Bill Would Also Deny Spouse Control over Funeral if the Spouse is Charged with Intentional Killing of Deceased
TRENTON – A bill sponsored by Senator Fred H. Madden which would amend current law to prohibit a deceased person’s spouse from making funeral arrangements if the deceased had a restraining order against the spouse or the spouse was charged in murdering the person was unanimously approved by the Senate Judiciary Committee today.
“A funeral can be a difficult time for the deceased’s loved ones, and sometimes, family members make decisions that not everyone agrees with,” said Senator Madden, D-Gloucester and Camden. “However, I think it becomes a complete mockery of the person’s memory if a violent, estranged or accused spouse is given control of the deceased person’s remains.

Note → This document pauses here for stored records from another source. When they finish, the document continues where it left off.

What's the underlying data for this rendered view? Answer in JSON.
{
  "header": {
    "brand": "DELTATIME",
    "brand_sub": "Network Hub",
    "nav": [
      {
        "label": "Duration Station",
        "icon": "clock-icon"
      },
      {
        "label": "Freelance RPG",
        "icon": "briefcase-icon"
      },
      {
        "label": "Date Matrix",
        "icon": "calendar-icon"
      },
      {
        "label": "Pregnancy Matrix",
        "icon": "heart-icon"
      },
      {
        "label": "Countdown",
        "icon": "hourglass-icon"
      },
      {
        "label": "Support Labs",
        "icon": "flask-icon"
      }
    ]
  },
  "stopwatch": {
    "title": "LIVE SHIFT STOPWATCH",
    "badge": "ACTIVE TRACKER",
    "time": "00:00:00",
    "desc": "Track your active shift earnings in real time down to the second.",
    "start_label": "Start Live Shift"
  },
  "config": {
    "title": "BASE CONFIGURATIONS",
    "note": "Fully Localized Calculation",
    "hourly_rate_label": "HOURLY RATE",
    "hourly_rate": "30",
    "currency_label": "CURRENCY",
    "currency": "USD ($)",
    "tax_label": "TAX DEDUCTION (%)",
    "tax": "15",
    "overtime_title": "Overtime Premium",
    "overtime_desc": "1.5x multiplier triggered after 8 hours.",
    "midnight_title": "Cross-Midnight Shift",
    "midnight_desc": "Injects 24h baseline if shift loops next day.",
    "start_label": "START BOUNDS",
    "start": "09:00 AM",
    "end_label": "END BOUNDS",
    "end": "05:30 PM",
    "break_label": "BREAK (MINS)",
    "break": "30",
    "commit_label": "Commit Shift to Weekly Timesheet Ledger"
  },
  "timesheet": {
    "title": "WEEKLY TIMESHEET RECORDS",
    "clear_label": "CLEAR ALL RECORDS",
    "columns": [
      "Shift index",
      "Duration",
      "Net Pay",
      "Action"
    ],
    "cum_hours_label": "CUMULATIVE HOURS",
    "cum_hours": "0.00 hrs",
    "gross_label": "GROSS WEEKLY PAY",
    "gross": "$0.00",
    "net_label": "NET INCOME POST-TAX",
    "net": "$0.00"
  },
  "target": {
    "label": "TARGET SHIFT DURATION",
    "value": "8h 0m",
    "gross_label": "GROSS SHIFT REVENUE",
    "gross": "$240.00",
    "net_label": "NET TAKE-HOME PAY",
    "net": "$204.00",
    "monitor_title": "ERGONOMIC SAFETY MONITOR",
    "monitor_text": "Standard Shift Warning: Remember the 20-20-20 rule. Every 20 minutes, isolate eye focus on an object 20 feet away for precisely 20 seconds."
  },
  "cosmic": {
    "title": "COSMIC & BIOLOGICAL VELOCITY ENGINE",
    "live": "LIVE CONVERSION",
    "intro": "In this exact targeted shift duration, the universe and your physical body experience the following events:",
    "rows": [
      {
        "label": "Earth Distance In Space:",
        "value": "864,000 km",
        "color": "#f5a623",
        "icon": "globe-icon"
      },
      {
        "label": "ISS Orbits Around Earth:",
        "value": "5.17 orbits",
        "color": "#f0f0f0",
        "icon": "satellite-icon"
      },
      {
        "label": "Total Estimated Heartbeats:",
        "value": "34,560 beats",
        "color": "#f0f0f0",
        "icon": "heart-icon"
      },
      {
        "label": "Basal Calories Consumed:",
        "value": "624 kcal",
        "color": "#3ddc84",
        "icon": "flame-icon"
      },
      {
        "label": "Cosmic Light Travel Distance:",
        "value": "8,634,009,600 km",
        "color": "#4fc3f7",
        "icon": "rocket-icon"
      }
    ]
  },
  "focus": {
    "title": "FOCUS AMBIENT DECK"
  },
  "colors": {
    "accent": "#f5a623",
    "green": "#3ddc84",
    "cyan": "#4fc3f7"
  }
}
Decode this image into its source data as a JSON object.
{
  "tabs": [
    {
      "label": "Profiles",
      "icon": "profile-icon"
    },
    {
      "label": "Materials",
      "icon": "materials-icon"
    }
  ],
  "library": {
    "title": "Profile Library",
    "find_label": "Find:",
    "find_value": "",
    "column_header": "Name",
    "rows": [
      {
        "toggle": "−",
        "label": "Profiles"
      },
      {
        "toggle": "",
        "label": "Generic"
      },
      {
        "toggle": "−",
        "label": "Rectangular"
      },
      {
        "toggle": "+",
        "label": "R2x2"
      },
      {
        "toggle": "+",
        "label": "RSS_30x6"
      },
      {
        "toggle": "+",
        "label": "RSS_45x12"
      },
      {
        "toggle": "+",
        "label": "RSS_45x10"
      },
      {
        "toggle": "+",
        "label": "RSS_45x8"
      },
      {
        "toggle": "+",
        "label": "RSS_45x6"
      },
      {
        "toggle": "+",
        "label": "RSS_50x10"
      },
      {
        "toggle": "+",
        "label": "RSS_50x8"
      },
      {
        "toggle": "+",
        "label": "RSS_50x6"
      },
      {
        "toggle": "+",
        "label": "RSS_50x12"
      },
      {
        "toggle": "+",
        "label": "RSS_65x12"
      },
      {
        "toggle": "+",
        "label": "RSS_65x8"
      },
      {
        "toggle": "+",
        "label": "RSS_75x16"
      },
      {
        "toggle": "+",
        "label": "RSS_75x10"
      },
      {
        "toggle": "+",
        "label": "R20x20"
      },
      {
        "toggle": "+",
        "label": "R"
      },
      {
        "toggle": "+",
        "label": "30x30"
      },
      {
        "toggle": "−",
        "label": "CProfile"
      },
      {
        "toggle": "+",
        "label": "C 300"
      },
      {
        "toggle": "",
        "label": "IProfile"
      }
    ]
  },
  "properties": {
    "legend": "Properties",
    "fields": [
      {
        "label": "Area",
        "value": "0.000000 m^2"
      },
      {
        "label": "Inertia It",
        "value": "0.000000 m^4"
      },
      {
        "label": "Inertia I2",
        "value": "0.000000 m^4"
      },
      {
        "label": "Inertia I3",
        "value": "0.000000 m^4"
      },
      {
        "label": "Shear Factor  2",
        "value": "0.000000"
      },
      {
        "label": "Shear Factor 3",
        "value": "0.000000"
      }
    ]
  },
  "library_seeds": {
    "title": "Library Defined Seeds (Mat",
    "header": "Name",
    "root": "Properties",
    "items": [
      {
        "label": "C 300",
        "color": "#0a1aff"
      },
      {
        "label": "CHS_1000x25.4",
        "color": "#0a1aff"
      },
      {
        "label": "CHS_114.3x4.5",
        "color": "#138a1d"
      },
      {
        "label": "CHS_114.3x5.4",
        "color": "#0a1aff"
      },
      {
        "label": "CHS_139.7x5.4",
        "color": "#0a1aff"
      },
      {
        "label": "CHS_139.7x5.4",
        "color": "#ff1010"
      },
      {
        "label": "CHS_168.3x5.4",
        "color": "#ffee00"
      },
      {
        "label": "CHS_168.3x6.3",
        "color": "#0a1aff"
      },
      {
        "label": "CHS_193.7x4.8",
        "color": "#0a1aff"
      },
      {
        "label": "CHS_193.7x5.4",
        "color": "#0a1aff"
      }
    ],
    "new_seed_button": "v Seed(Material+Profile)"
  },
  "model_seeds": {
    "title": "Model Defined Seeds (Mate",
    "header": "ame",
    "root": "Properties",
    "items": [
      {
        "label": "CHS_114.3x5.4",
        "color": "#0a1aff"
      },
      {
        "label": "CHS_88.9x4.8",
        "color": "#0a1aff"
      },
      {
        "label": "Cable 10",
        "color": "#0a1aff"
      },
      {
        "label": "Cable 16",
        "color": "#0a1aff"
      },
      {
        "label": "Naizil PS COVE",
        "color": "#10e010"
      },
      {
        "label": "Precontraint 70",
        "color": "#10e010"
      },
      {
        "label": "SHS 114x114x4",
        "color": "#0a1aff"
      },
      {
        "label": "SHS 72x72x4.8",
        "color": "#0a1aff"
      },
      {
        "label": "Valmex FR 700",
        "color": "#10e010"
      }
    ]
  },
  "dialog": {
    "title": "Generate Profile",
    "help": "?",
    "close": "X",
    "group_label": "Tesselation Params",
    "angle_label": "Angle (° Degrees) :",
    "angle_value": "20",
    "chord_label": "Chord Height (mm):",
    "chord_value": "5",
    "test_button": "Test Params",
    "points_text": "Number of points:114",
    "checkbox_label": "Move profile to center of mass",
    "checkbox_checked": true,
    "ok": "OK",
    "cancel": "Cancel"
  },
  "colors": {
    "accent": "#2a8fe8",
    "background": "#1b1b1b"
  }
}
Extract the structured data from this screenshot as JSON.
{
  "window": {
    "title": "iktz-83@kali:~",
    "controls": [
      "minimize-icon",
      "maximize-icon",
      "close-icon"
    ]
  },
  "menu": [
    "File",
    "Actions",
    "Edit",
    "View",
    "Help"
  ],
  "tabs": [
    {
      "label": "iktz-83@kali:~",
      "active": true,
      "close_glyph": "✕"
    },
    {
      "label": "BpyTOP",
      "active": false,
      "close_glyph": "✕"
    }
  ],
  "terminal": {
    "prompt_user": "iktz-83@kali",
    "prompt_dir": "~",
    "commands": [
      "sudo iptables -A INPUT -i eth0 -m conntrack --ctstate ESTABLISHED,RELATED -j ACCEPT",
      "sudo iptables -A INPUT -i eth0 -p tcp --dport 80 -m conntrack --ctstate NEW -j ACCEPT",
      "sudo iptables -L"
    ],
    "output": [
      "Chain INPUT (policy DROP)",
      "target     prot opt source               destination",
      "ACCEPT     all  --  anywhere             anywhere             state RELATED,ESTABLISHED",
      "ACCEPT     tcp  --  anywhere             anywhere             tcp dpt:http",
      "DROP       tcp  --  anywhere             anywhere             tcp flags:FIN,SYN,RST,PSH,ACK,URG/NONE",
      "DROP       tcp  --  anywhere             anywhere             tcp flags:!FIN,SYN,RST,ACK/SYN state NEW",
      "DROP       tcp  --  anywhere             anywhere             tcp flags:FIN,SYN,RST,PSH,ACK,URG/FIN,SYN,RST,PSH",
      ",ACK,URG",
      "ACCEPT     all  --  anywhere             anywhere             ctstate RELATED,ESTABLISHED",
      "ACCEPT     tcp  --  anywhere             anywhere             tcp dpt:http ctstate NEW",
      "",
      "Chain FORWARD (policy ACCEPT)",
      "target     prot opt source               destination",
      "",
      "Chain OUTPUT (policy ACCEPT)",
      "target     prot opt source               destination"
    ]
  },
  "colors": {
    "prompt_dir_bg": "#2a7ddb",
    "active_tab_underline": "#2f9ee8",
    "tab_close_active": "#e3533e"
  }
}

In those instances when foul play is suspected or a restraining order has been issued, the funeral arrangements should be made by other family members.”
The bill, S-2530, would amend the law dictating the order of persons who have control over the funeral and disposition of human remains in the event that the deceased person did not leave instructions in a last will and testament. Under the current law, the surviving spouse or domestic partner has first priority, regardless of whether or not a restraining order has been issued or the spouse is charged with the intentional killing of the person. In addition to updated the current law to include civil union partners, as opposed to domestic partners, the bill would prohibit spouses from controlling the disposition of remains if a temporary or permanent restraining order had been put in place, or if the spouse was charged with murder.
“As much as possible, we want to avoid a situation like the one that took place in California centered around the murder of Laci Peterson and her unborn son by her husband, Scott,” said Senator Madden. “In that case, while the trial of Scott Peterson was taking place, Laci’s parents were rightfully granted the authority under the eyes of the law to bury their daughter and unborn grandson. Through this bill, we want to make sure that in New Jersey, the same moral and just outcome that took place in the Peterson case regarding the funeral arrangements for Laci and Conner be allowed to take place in the Garden State, and that the memory and last wishes of the deceased be honored.”
The bill now heads to the full Senate for consideration.